One of the current series that looks least promising turns out to be almost good and certainly worth a look by anyone who likes fantasy of the weird sort. [Ibid. 158/2] Generally, it’s a rather good weird story.
Reading Room in Worlds of If Jan. 157/2
To this day, writers pay tribute, by writing stories ‘in the style’ of Lovecraft or extending Lovecraftian themes to modern contexts. This is all the more amazing when one learns that Lovecraft’s fiction follows a rather nontraditional approach to horror, fitting more appropriately into the subgenre of weird fiction. Specifically, Lovecraft was primarily interested in creating an appropriate mood to inspire in the reader a sense of cosmic horror: that the hopes, dreams, and philosophies of humankind are inconsequential to the larger universe, and that as a result the chaotic forces of nature could wipe out human existence in the blink of an eye without anyone even noticing.
H.P. Lovecraft in Math Horizons Feb. 10/1
in the title of Weird Tales
Research HistoryFred Galvin submitted a 1942 cite from Astonishing Stories.
Fred Galvin submitted a 1940 cite from a letter in Astonishing Stories.
Fred Galvin submitted two 1934 cites from an editorial and letter in Astounding Stories.
Fred Galvin submitted a 2006 cite from an article by Thomas Hull in Math Horizons.
Ben Ostrowsky submitted the title of the first issue of Weird Tales.
In addition to antedatings, we would like cites of any date.

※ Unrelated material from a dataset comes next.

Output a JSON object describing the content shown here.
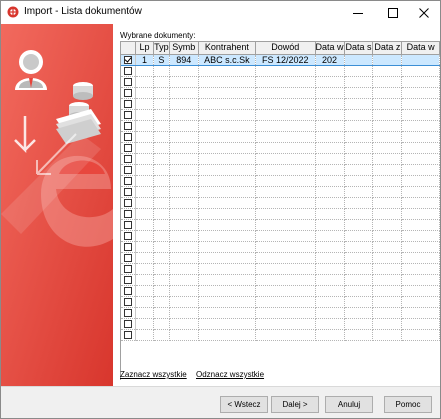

Last modified 2023-02-16 13:10:37
In the compilation of some entries, HDSF has drawn extensively on corresponding entries in OED.